Miep Gies, who helped to hide Anne Frank and who saved her diary, passed away at 100.
Born in Vienna to Christian parents on February 15, 1909 with the name of Hermine Santruschitz, she moved to Leiden in 1920 to escape food shortages and was raised by a Dutch family who moved to Amsterdam two years later and nicknamed her Miep.
She started work as an office assistant at a textile factory but lost her job in 1933 as the economic crisis deepened. She then came under the employment of Anne's father, Otto Frank, who was director of a pectin producing company.
Gies avoided deportation to Austria by marrying her Dutch boyfriend, Jan, in 1941. Their son Paul was born in 1950 and they lived in Amsterdam until 1993, when Jan died at age 87. Paul has now opened a condolences register on his website.
Gies and her husband became family friends with the Franks and when Otto asked for help, they agreed to hide him and his family at the secret annex, bringing them daily groceries and providing a link to the outside world.
In August 1944, after 25 months in hiding, the Frank family were arrested but an Austrian SS officer spared Gies from captivity out of sympathy on condition she promised not to flee.
Gies found Anne's diaries in the debris left by the raid and kept them in her desk drawer without ever reading them. After the war ended, when it became clear that Anne was not coming back, she handed them over to Anne's father.
She received honors from several governments and institutions, and last year had an asteroid named after her by the International Astronomical Union.
I'm a woman, a Witch, a mother, a grandmother, an eco-feminist, a gardener, a reader, a writer, and a priestess of the Great Mother Earth. Hecate appears in the
Homeric Ode to Demeter, which tells of Hades who caught Persophone

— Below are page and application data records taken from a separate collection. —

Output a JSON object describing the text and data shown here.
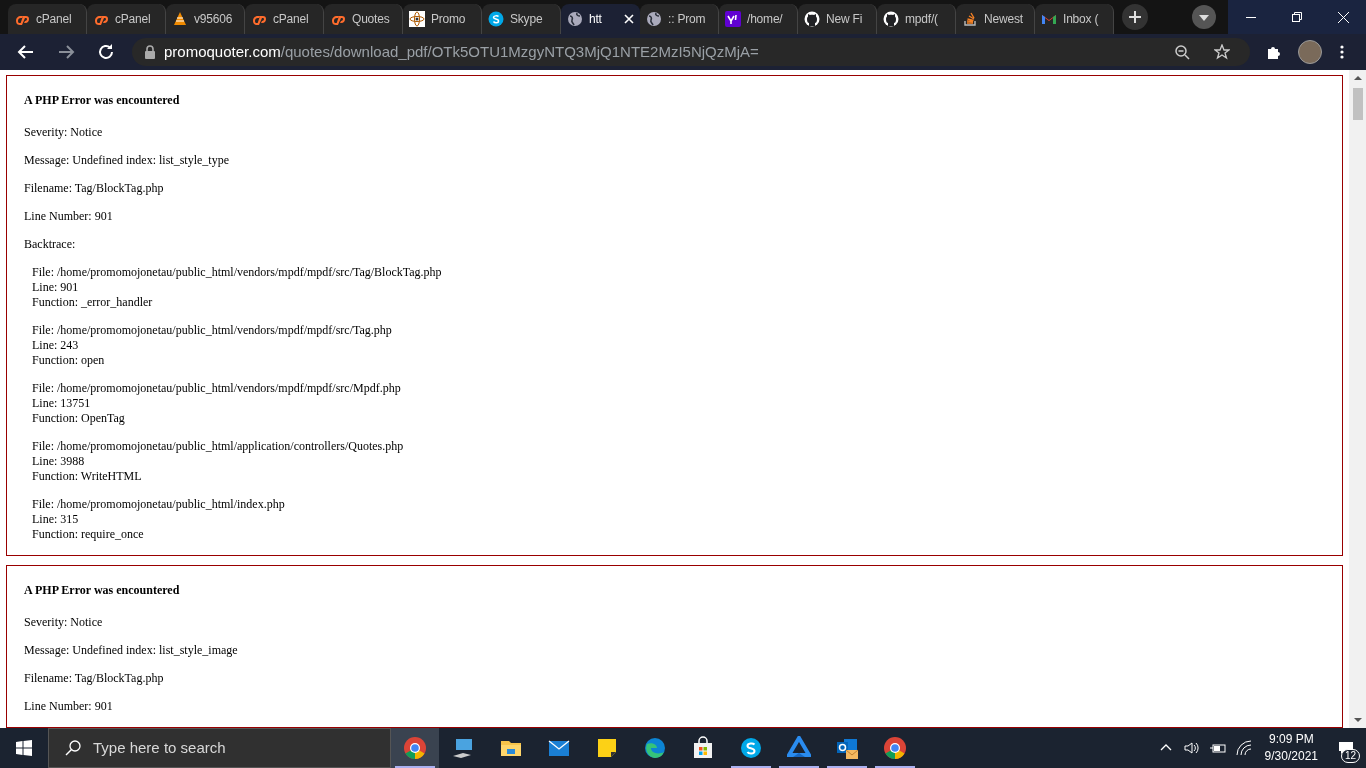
{
  "tabs": [
    {
      "label": "cPanel",
      "kind": "cpanel",
      "selected": false
    },
    {
      "label": "cPanel",
      "kind": "cpanel",
      "selected": false
    },
    {
      "label": "v95606",
      "kind": "cone",
      "selected": false
    },
    {
      "label": "cPanel",
      "kind": "cpanel",
      "selected": false
    },
    {
      "label": "Quotes",
      "kind": "cpanel",
      "selected": false
    },
    {
      "label": "Promo",
      "kind": "atom",
      "selected": false
    },
    {
      "label": "Skype",
      "kind": "skype",
      "selected": false
    },
    {
      "label": "htt",
      "kind": "globe",
      "selected": true
    },
    {
      "label": ":: Prom",
      "kind": "globe",
      "selected": false
    },
    {
      "label": "/home/",
      "kind": "yahoo",
      "selected": false
    },
    {
      "label": "New Fi",
      "kind": "github",
      "selected": false
    },
    {
      "label": "mpdf/(",
      "kind": "github",
      "selected": false
    },
    {
      "label": "Newest",
      "kind": "stack",
      "selected": false
    },
    {
      "label": "Inbox (",
      "kind": "gmail",
      "selected": false
    }
  ],
  "address_bar": {
    "domain": "promoquoter.com",
    "path": "/quotes/download_pdf/OTk5OTU1MzgyNTQ3MjQ1NTE2MzI5NjQzMjA="
  },
  "errors": [
    {
      "heading": "A PHP Error was encountered",
      "lines": [
        "Severity: Notice",
        "Message: Undefined index: list_style_type",
        "Filename: Tag/BlockTag.php",
        "Line Number: 901",
        "Backtrace:"
      ],
      "backtrace": [
        {
          "file": "File: /home/promomojonetau/public_html/vendors/mpdf/mpdf/src/Tag/BlockTag.php",
          "line": "Line: 901",
          "function": "Function: _error_handler"
        },
        {
          "file": "File: /home/promomojonetau/public_html/vendors/mpdf/mpdf/src/Tag.php",
          "line": "Line: 243",
          "function": "Function: open"
        },
        {
          "file": "File: /home/promomojonetau/public_html/vendors/mpdf/mpdf/src/Mpdf.php",
          "line": "Line: 13751",
          "function": "Function: OpenTag"
        },
        {
          "file": "File: /home/promomojonetau/public_html/application/controllers/Quotes.php",
          "line": "Line: 3988",
          "function": "Function: WriteHTML"
        },
        {
          "file": "File: /home/promomojonetau/public_html/index.php",
          "line": "Line: 315",
          "function": "Function: require_once"
        }
      ]
    },
    {
      "heading": "A PHP Error was encountered",
      "lines": [
        "Severity: Notice",
        "Message: Undefined index: list_style_image",
        "Filename: Tag/BlockTag.php",
        "Line Number: 901"
      ]
    }
  ],
  "taskbar": {
    "search_placeholder": "Type here to search",
    "apps": [
      {
        "kind": "chrome",
        "running": true,
        "selected": true
      },
      {
        "kind": "computer",
        "running": false,
        "selected": false
      },
      {
        "kind": "folder",
        "running": false,
        "selected": false
      },
      {
        "kind": "mail",
        "running": false,
        "selected": false
      },
      {
        "kind": "sticky",
        "running": false,
        "selected": false
      },
      {
        "kind": "edge",
        "running": false,
        "selected": false
      },
      {
        "kind": "store",
        "running": false,
        "selected": false
      },
      {
        "kind": "skype",
        "running": true,
        "selected": false
      },
      {
        "kind": "triangle",
        "running": true,
        "selected": false
      },
      {
        "kind": "outlook",
        "running": true,
        "selected": false
      },
      {
        "kind": "chrome",
        "running": true,
        "selected": false
      }
    ],
    "time": "9:09 PM",
    "date": "9/30/2021",
    "notifications": "12"
  }
}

"up reluctant on his golden car and bare her away lamenting. . . . But no one, either of the deathless gods or of mortal men, heard her voice, nor yet the olive-trees bearing rich fruit: only tenderhearted Hecate, bright-coiffed, the daughter of Persaeus, heard the girl from her cave . . . ."